# TASK TO COMPLETE
Find each line below containing the word "icon" and copy it.

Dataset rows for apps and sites

******************************

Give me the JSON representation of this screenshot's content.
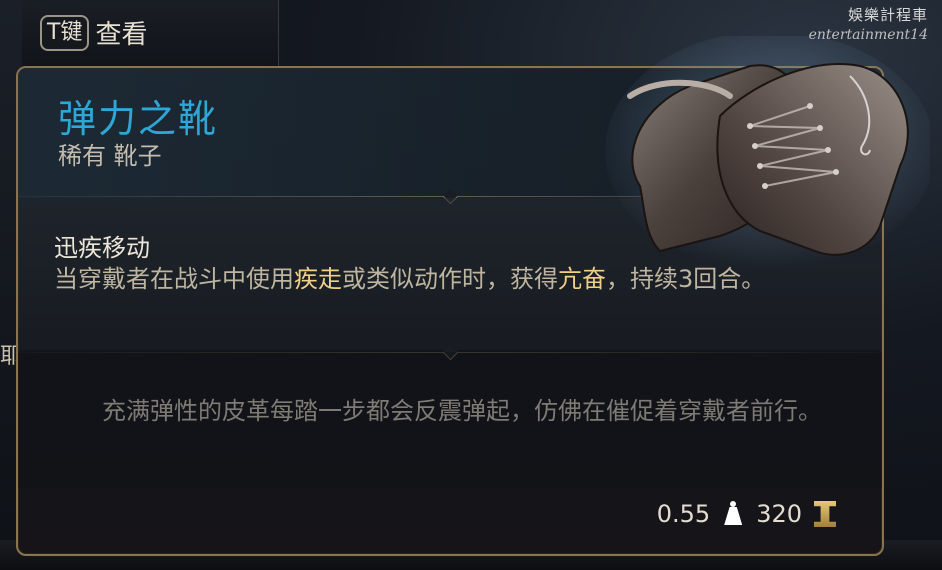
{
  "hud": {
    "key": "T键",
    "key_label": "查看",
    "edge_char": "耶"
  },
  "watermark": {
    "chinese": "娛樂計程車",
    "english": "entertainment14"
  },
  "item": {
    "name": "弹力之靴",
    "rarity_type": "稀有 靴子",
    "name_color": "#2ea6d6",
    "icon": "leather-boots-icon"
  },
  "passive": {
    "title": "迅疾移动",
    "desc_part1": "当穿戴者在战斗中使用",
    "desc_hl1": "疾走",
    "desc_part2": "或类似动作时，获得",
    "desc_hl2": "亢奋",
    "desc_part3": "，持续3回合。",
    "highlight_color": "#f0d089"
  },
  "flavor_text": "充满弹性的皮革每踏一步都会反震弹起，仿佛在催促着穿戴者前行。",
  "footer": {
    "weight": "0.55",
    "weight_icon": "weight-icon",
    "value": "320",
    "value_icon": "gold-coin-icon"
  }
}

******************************

# RESPONSE BOX
    "icon": "leather-boots-icon"
    "weight_icon": "weight-icon",
    "value_icon": "gold-coin-icon"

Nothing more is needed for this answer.